“Oh you’ve got commie feet, eh? I knew there was something red about you. Now I know it’s your feet.” Leaning forward with his elbows on his knees, Sarge took a few deep breaths. “Damn, this is more work than shoveling snow off roofs. That’s not right.”
“Just one commie foot. Oh I think we both need to wait a bit before we do another round. Let’s do something that doesn’t require two coordinated feet. I see that grin. Don’t even say that word in jest or I’ll dance all over your shins again.”
“Let’s kill two birds with one stone.”
“Um okay. Which birds are you thinking of killing?”
“Bread, Lily. Let’s make more bread. The rye is all gone. It’s something I’ve never done.”

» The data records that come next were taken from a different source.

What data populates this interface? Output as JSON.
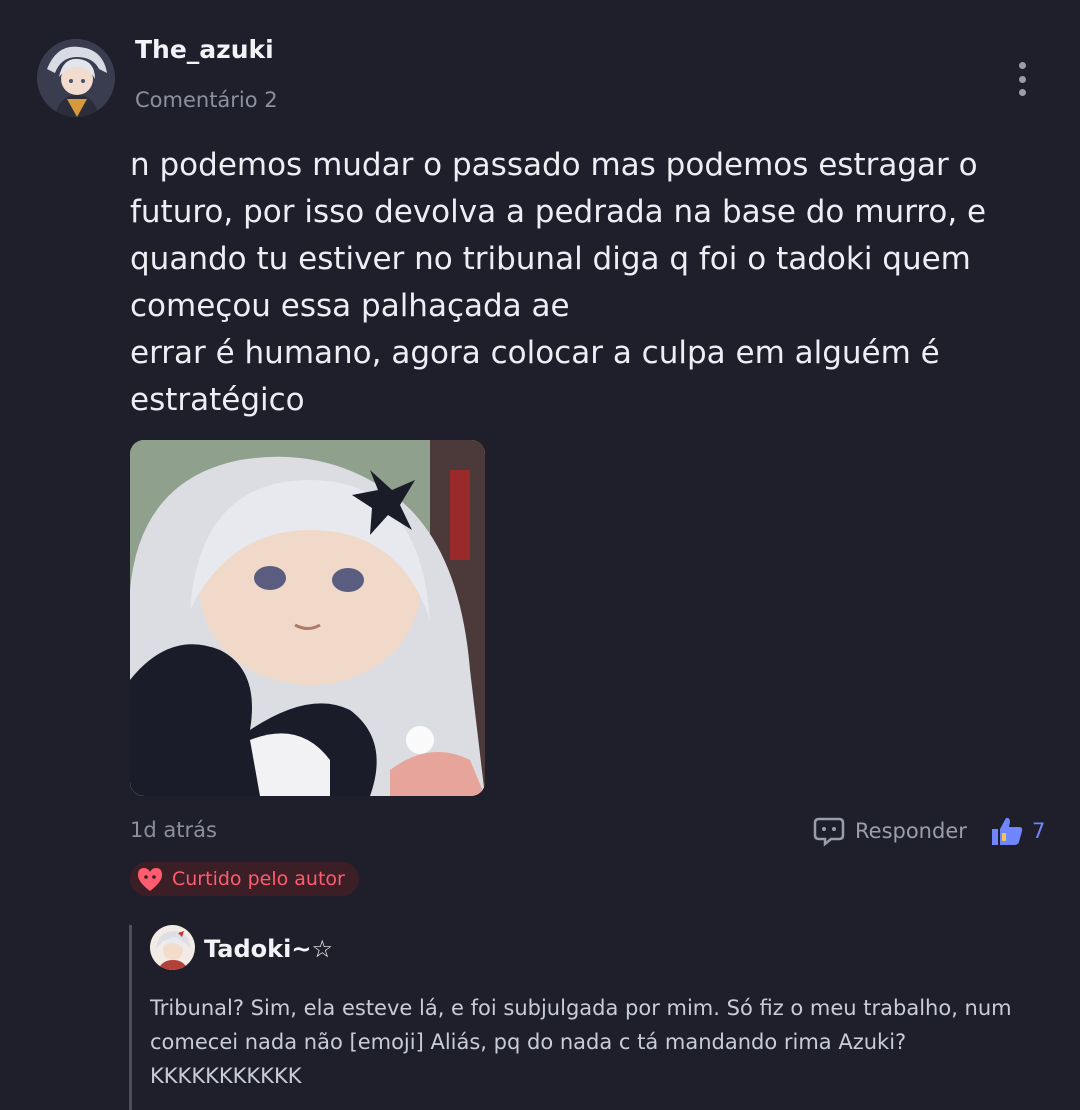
{
  "comment": {
    "author": "The_azuki",
    "subtitle": "Comentário 2",
    "lines": [
      "n podemos mudar o passado mas podemos estragar o futuro, por isso devolva a pedrada na base do murro, e quando tu estiver no tribunal diga q foi o tadoki quem começou essa palhaçada ae",
      "errar é humano, agora colocar a culpa em alguém é estratégico"
    ],
    "time": "1d atrás",
    "reply_label": "Responder",
    "like_count": "7",
    "author_liked_label": "Curtido pelo autor"
  },
  "reply": {
    "author": "Tadoki~☆",
    "text": "Tribunal? Sim, ela esteve lá, e foi subjulgada por mim. Só fiz o meu trabalho, num comecei nada não [emoji] Aliás, pq do nada c tá mandando rima Azuki? KKKKKKKKKKK"
  },
  "icons": {
    "more": "more-vertical-icon",
    "reply": "speech-bubble-icon",
    "like": "thumbs-up-icon",
    "badge": "heart-face-icon"
  },
  "colors": {
    "background": "#1e1f2b",
    "like_accent": "#6f86ff",
    "badge_text": "#ff5d6f",
    "badge_bg": "#3b1e26"
  }
}
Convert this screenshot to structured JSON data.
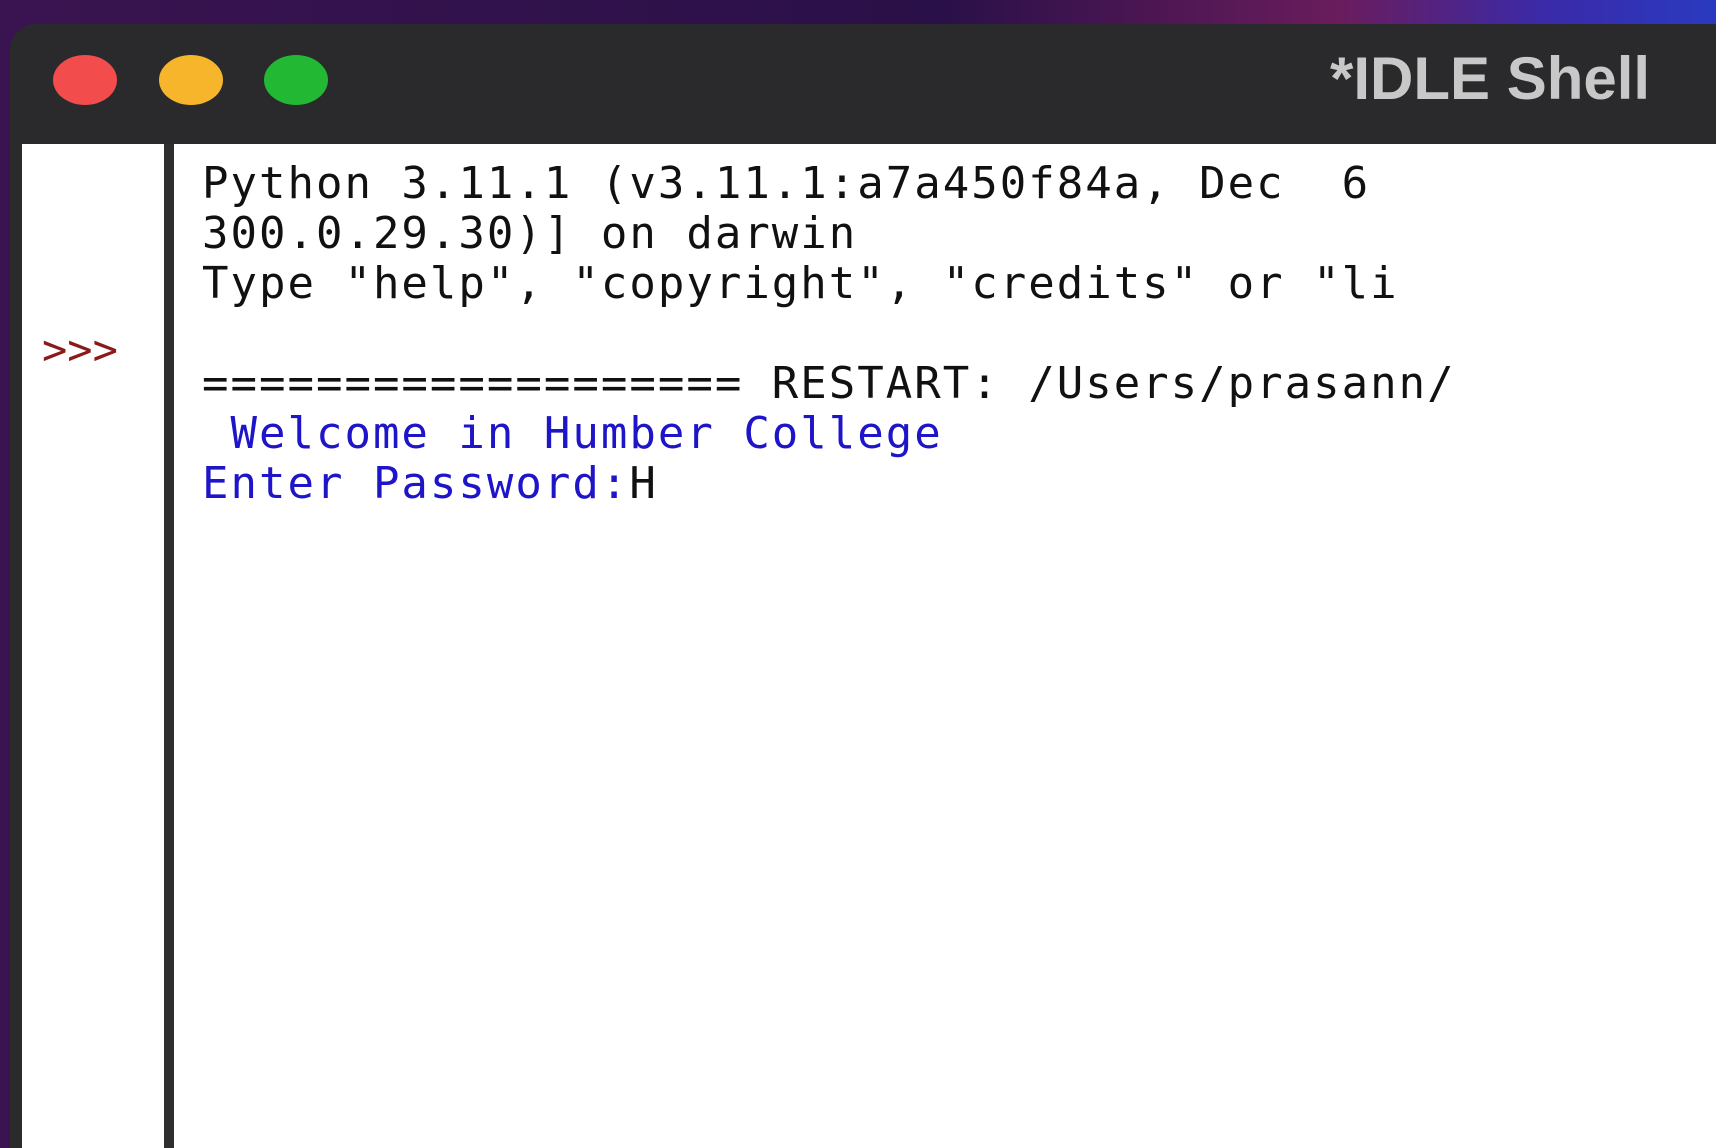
{
  "window": {
    "title": "*IDLE Shell",
    "controls": {
      "close": "close-button",
      "minimize": "minimize-button",
      "zoom": "zoom-button"
    },
    "colors": {
      "close": "#f24c4c",
      "minimize": "#f6b52a",
      "zoom": "#22b833",
      "titlebar": "#2a2a2c"
    }
  },
  "shell": {
    "prompt": ">>>",
    "banner_line1": "Python 3.11.1 (v3.11.1:a7a450f84a, Dec  6",
    "banner_line2": "300.0.29.30)] on darwin",
    "banner_line3": "Type \"help\", \"copyright\", \"credits\" or \"li",
    "restart_line": "=================== RESTART: /Users/prasann/",
    "output_welcome": " Welcome in Humber College",
    "input_prompt": "Enter Password:",
    "input_value": "H",
    "colors": {
      "prompt": "#8b1a1a",
      "stdout": "#1e14c8",
      "text": "#111111"
    }
  }
}
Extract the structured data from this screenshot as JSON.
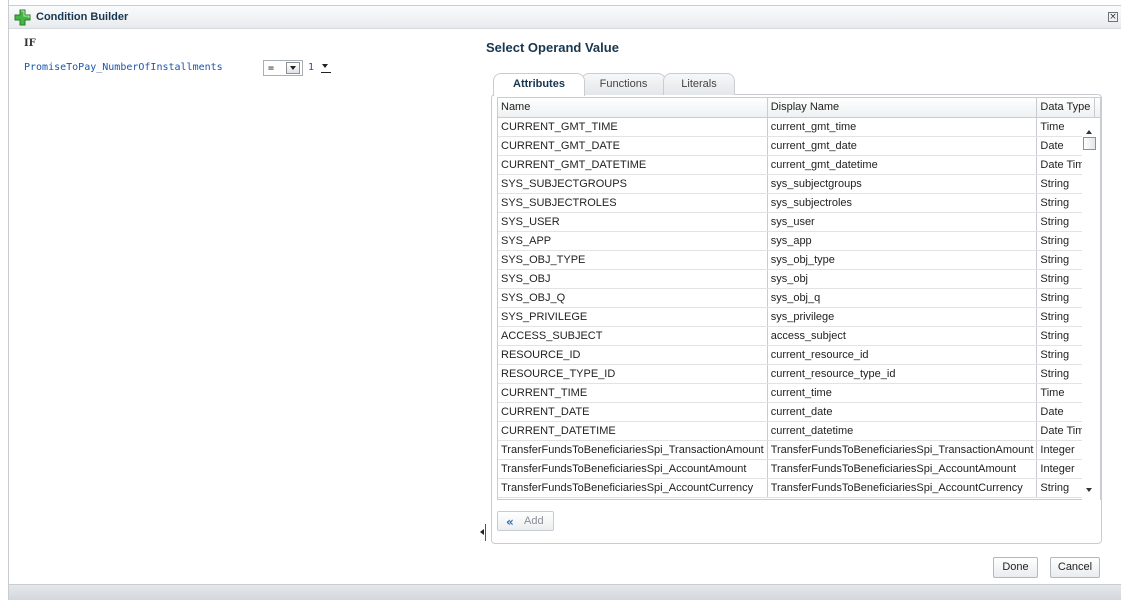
{
  "window": {
    "title": "Condition Builder"
  },
  "condition": {
    "keyword": "IF",
    "attribute": "PromiseToPay_NumberOfInstallments",
    "operator": "=",
    "operand": "1"
  },
  "operand_panel": {
    "title": "Select Operand Value",
    "tabs": [
      "Attributes",
      "Functions",
      "Literals"
    ],
    "active_tab": "Attributes",
    "columns": [
      "Name",
      "Display Name",
      "Data Type"
    ],
    "rows": [
      {
        "name": "CURRENT_GMT_TIME",
        "display": "current_gmt_time",
        "type": "Time"
      },
      {
        "name": "CURRENT_GMT_DATE",
        "display": "current_gmt_date",
        "type": "Date"
      },
      {
        "name": "CURRENT_GMT_DATETIME",
        "display": "current_gmt_datetime",
        "type": "Date Time"
      },
      {
        "name": "SYS_SUBJECTGROUPS",
        "display": "sys_subjectgroups",
        "type": "String"
      },
      {
        "name": "SYS_SUBJECTROLES",
        "display": "sys_subjectroles",
        "type": "String"
      },
      {
        "name": "SYS_USER",
        "display": "sys_user",
        "type": "String"
      },
      {
        "name": "SYS_APP",
        "display": "sys_app",
        "type": "String"
      },
      {
        "name": "SYS_OBJ_TYPE",
        "display": "sys_obj_type",
        "type": "String"
      },
      {
        "name": "SYS_OBJ",
        "display": "sys_obj",
        "type": "String"
      },
      {
        "name": "SYS_OBJ_Q",
        "display": "sys_obj_q",
        "type": "String"
      },
      {
        "name": "SYS_PRIVILEGE",
        "display": "sys_privilege",
        "type": "String"
      },
      {
        "name": "ACCESS_SUBJECT",
        "display": "access_subject",
        "type": "String"
      },
      {
        "name": "RESOURCE_ID",
        "display": "current_resource_id",
        "type": "String"
      },
      {
        "name": "RESOURCE_TYPE_ID",
        "display": "current_resource_type_id",
        "type": "String"
      },
      {
        "name": "CURRENT_TIME",
        "display": "current_time",
        "type": "Time"
      },
      {
        "name": "CURRENT_DATE",
        "display": "current_date",
        "type": "Date"
      },
      {
        "name": "CURRENT_DATETIME",
        "display": "current_datetime",
        "type": "Date Time"
      },
      {
        "name": "TransferFundsToBeneficiariesSpi_TransactionAmount",
        "display": "TransferFundsToBeneficiariesSpi_TransactionAmount",
        "type": "Integer"
      },
      {
        "name": "TransferFundsToBeneficiariesSpi_AccountAmount",
        "display": "TransferFundsToBeneficiariesSpi_AccountAmount",
        "type": "Integer"
      },
      {
        "name": "TransferFundsToBeneficiariesSpi_AccountCurrency",
        "display": "TransferFundsToBeneficiariesSpi_AccountCurrency",
        "type": "String"
      }
    ],
    "add_label": "Add"
  },
  "footer": {
    "done_label": "Done",
    "cancel_label": "Cancel"
  },
  "icons": {
    "title_icon": "green-plus-icon",
    "info_icon": "info-icon",
    "close_icon": "close-icon",
    "add_icon": "double-chevron-left-icon"
  },
  "colors": {
    "title_text": "#17364f",
    "link": "#1b56a8",
    "info_blue": "#1a5fc0",
    "add_icon_green": "#3aa53a"
  }
}
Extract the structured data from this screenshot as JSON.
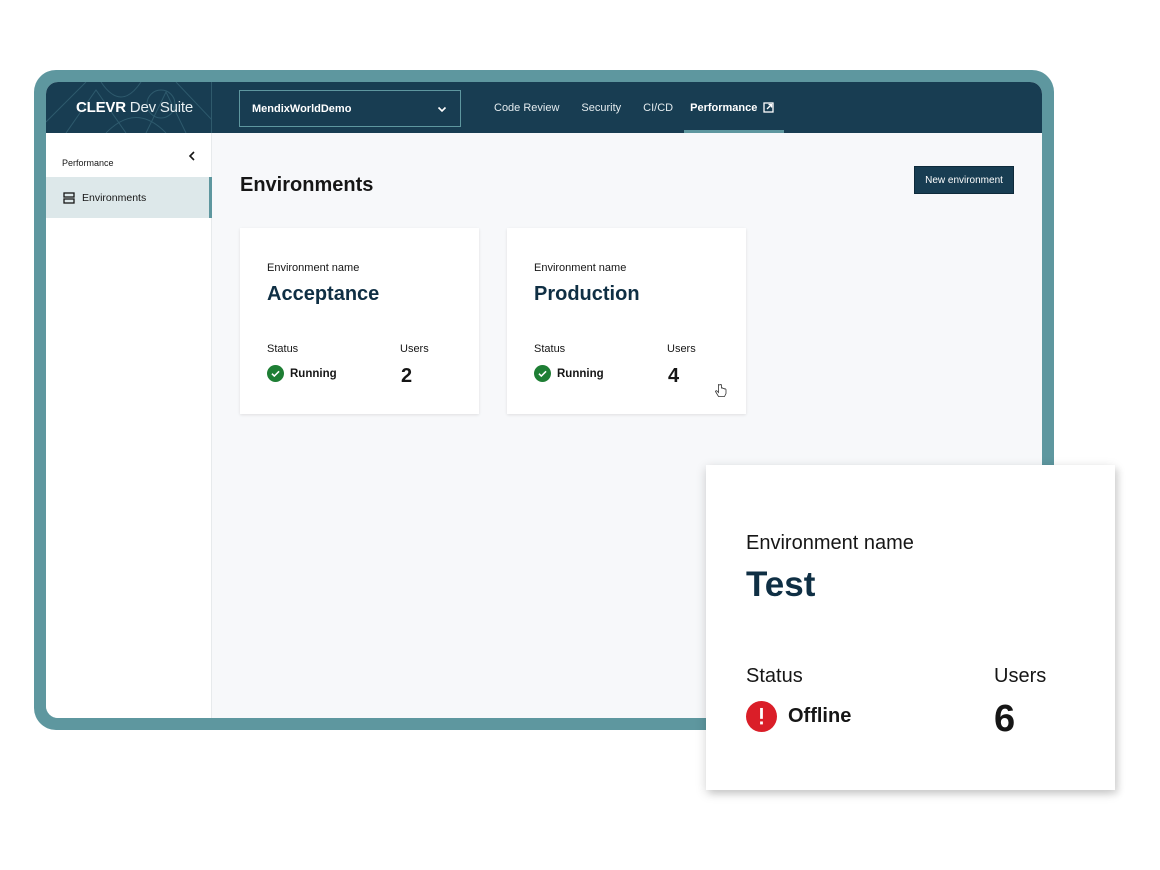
{
  "header": {
    "brand_bold": "CLEVR",
    "brand_rest": " Dev Suite",
    "app_selector": {
      "value": "MendixWorldDemo"
    },
    "nav": [
      {
        "label": "Code Review",
        "active": false
      },
      {
        "label": "Security",
        "active": false
      },
      {
        "label": "CI/CD",
        "active": false
      },
      {
        "label": "Performance",
        "active": true,
        "external": true
      }
    ]
  },
  "sidebar": {
    "title": "Performance",
    "items": [
      {
        "label": "Environments",
        "icon": "server-icon",
        "active": true
      }
    ]
  },
  "main": {
    "title": "Environments",
    "new_button": "New environment",
    "field_labels": {
      "env_name": "Environment name",
      "status": "Status",
      "users": "Users"
    },
    "environments": [
      {
        "name": "Acceptance",
        "status": "Running",
        "users": "2"
      },
      {
        "name": "Production",
        "status": "Running",
        "users": "4"
      },
      {
        "name": "Test",
        "status": "Offline",
        "users": "6"
      }
    ]
  },
  "colors": {
    "frame": "#5e979f",
    "header_bg": "#183d52",
    "accent": "#5e979f",
    "running": "#1e7e34",
    "offline": "#da1e28",
    "env_name": "#0f2f44"
  }
}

“Bread? You want to make bread? Hell, why not. What kind do you want to make?”
“I have choices?”
“Yes. You have choices, funny man. Come on, the recipe box is in the kitchen.”
Sarge looked at the record player. “We need music to bake by. How about some jazz?”
“I think there’s some Miles Davis towards the back of the box.”
“Yes, indeed there is. Oh yeah. Kind of Blue.” Sarge exchanged the records, started the music and awkwardly soft shuffled his way into the kitchen.
The first loaf of cinnamon raisin bread was cooling by 7 pm. While they danced through side two of Kind of Blue another loaf of rye was rising. Around 9 pm they’d finally found their grove with the music. At 10:30 they raided the freezer in the front room for Rosa’s flour supply. Sarge found a kneading beat he liked while they listened to Jelly Roll Morton. At 12:45 am they attempted a Fred Astaire and Ginger Rogers style dance routine in the hallway. That brought a curious Rosa and Ricardo to the second floor landing for a few minutes where they wondered about the flour dusting the floor, walls and ceiling then decided not to venture further downstairs. By 2 am the honey wheat bread was going into the oven. It was around 2:37 am when they managed a halfway respectable waltz. At 3:47 am they abandoned the mess in the kitchen, waved good night to the record player, slid under the down quilt and fell asleep talking about how Fred Astaire appeared to dance up walls and on a ceiling in an old movie they’d both seen but which neither could name.
By 10:10 am they were picking up where they’d left off, alternating making breads and dancing while the record player needle continued making its way through every old vinyl in Lily’s sturdy cardboard box. Lily didn’t pay attention to the snow mounting up outside the main room’s windows. Sarge didn’t think about his dysfunctional family issues. When Rosa came to tell Lily that Esther had called looking for her, she stood in the doorway to the kitchen watching Sarge kneading bread dough and Lily mixing ingredients for another loaf while Stan Getz’s sax swirled through their debate about making oatmeal cookies without or without raisins and chocolate chips for the children. When Rosa said, “You two making a bakery?” they both noticed her for the first time and stared at her like two children on a sugar high.
Standing in the midst of their mess, they looked at Rosa and then at each other and said in unison, “Another oven.”
Rosa looked at them then around the kitchen and at the loaves of bread in various stages of rising and cooling everywhere. Seeing one of her sacks of flour on a chair beside the table and another sack in waiting under it, she walked over to the open kitchen cabinet they’d converted to a large bread box. After a quick inventory she took a loaf of cinnamon bread and a loaf of pumpkin bread from the shelves. “No chocolate in the oatmeal cookies, por favor.” She started to leave then stopped. “Rosa’s oven is open for business. Esther wants a phone chat, Lily. Ok. Buenos dias, Sarge.”
“Buenos dias, Rosa.”